Input records:
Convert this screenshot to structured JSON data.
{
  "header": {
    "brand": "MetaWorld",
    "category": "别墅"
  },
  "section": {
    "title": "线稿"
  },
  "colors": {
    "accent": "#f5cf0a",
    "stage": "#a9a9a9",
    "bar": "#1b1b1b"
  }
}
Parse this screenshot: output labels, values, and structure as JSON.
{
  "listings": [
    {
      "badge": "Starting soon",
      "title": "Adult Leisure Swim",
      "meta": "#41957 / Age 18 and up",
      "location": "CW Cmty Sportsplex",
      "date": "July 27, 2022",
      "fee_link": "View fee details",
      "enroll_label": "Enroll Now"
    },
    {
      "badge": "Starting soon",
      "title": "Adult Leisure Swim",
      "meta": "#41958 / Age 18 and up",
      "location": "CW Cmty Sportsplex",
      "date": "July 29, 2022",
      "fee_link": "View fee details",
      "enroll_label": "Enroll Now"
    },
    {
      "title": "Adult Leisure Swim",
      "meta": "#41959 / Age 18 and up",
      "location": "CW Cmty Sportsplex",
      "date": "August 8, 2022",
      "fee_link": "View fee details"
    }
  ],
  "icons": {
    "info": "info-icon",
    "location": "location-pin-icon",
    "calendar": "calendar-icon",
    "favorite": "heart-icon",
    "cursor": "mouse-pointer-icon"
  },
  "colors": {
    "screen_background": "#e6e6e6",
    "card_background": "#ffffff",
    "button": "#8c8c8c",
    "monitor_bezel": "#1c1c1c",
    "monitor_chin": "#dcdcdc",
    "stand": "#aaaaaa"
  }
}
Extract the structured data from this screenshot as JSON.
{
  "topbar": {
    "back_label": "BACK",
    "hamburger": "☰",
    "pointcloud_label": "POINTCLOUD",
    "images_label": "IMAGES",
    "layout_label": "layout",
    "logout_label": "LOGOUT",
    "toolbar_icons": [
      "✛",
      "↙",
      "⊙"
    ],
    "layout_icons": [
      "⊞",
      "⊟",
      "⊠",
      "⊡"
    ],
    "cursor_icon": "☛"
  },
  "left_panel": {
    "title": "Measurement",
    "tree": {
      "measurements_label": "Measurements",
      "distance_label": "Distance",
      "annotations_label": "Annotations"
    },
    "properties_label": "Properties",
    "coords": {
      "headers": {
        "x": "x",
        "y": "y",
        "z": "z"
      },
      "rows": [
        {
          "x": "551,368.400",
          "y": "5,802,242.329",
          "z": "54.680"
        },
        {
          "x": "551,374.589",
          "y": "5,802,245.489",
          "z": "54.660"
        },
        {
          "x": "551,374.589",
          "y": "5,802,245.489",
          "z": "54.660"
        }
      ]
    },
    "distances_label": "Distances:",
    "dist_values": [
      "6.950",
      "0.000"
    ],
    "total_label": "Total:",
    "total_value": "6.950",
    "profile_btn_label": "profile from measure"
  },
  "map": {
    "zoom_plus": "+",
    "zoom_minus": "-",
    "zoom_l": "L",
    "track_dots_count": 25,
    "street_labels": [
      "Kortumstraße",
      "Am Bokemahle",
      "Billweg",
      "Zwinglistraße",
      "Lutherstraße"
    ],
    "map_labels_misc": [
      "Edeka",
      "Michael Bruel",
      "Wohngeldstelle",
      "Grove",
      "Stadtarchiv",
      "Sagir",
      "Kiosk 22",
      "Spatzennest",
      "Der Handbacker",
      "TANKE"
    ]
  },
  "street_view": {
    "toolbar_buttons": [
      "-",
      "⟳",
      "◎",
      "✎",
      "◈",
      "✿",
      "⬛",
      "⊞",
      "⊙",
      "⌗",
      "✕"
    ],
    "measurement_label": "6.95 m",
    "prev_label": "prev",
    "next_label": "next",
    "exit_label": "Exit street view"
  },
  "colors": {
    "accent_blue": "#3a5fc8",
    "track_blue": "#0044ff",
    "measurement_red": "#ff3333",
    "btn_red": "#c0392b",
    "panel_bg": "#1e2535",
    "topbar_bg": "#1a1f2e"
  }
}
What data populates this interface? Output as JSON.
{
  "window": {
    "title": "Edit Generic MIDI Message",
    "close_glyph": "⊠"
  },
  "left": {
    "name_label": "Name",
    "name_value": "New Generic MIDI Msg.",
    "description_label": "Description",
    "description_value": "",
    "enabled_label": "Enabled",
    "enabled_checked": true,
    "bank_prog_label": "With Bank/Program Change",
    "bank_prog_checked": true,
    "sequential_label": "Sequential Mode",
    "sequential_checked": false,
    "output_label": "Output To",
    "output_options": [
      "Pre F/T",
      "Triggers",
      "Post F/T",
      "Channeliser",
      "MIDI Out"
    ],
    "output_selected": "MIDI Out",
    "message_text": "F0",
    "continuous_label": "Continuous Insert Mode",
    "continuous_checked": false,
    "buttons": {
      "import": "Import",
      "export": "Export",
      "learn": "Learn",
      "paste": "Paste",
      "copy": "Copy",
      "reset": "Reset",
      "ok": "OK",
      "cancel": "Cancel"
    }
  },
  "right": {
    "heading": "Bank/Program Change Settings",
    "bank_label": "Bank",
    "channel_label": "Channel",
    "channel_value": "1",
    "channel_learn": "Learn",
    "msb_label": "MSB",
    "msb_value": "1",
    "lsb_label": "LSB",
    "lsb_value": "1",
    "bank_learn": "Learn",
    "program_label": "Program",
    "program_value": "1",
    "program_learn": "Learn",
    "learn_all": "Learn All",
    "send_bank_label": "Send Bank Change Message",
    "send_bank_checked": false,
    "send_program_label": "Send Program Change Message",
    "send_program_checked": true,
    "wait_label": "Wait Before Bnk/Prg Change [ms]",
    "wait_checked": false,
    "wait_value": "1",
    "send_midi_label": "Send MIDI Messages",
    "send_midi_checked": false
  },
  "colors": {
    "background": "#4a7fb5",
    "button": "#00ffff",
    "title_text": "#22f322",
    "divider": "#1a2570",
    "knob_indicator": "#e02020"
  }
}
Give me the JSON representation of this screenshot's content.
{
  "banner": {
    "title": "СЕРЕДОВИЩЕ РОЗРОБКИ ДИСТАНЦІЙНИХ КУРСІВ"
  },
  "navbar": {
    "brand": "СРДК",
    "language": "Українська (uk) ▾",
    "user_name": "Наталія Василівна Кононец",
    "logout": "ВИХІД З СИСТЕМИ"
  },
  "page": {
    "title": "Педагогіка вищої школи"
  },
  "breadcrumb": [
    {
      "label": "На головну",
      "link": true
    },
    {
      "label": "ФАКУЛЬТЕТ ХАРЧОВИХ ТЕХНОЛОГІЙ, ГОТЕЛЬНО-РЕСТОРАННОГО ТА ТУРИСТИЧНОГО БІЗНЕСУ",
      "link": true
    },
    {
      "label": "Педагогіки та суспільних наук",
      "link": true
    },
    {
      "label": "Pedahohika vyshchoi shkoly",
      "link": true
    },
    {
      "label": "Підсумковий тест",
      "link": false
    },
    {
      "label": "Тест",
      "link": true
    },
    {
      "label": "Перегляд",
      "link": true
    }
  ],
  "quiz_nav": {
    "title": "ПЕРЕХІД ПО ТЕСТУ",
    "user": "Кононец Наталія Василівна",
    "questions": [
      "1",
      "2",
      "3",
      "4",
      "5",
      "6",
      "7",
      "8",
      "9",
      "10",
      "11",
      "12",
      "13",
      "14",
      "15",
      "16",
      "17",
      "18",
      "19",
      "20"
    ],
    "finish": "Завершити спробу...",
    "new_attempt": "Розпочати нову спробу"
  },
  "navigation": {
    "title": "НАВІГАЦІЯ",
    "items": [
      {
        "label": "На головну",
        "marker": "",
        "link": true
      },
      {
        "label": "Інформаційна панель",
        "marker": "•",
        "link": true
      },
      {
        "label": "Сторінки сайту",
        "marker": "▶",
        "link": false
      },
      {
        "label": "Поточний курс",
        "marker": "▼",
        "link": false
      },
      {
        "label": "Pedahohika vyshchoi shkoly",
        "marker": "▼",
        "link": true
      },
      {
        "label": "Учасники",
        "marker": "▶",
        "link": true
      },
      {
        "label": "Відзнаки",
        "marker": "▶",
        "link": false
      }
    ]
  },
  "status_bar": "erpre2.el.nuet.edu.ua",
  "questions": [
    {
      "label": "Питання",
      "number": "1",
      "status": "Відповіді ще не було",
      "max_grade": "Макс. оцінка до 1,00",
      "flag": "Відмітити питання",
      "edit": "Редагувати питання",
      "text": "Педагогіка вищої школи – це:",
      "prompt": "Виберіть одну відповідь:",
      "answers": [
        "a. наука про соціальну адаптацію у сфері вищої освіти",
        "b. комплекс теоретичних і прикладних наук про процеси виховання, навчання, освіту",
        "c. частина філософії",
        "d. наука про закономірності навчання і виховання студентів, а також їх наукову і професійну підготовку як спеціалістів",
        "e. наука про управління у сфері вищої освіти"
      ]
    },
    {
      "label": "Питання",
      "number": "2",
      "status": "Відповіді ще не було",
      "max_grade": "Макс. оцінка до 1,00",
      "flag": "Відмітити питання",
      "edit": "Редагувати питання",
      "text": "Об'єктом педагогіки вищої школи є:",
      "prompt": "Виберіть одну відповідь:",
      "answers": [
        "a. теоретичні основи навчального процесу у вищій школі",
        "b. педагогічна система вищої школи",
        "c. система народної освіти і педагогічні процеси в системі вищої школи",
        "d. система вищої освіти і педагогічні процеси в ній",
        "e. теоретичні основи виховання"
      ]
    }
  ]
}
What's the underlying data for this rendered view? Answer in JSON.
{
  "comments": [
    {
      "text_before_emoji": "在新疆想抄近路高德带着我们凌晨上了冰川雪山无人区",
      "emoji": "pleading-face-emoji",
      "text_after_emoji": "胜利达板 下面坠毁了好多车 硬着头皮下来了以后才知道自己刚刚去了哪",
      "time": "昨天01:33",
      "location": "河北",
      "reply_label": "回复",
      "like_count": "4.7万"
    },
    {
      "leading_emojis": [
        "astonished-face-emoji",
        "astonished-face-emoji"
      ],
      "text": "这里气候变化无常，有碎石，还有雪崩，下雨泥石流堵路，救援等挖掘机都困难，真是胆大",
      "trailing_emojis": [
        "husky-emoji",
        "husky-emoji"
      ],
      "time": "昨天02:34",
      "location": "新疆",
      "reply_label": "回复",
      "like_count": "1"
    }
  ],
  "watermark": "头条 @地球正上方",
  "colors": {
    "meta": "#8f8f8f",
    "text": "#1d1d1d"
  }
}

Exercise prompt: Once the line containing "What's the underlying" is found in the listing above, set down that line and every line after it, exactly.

The completed task:
What's the underlying data for this rendered view? Answer in JSON.
{
  "comments": [
    {
      "text_before_emoji": "在新疆想抄近路高德带着我们凌晨上了冰川雪山无人区",
      "emoji": "pleading-face-emoji",
      "text_after_emoji": "胜利达板 下面坠毁了好多车 硬着头皮下来了以后才知道自己刚刚去了哪",
      "time": "昨天01:33",
      "location": "河北",
      "reply_label": "回复",
      "like_count": "4.7万"
    },
    {
      "leading_emojis": [
        "astonished-face-emoji",
        "astonished-face-emoji"
      ],
      "text": "这里气候变化无常，有碎石，还有雪崩，下雨泥石流堵路，救援等挖掘机都困难，真是胆大",
      "trailing_emojis": [
        "husky-emoji",
        "husky-emoji"
      ],
      "time": "昨天02:34",
      "location": "新疆",
      "reply_label": "回复",
      "like_count": "1"
    }
  ],
  "watermark": "头条 @地球正上方",
  "colors": {
    "meta": "#8f8f8f",
    "text": "#1d1d1d"
  }
}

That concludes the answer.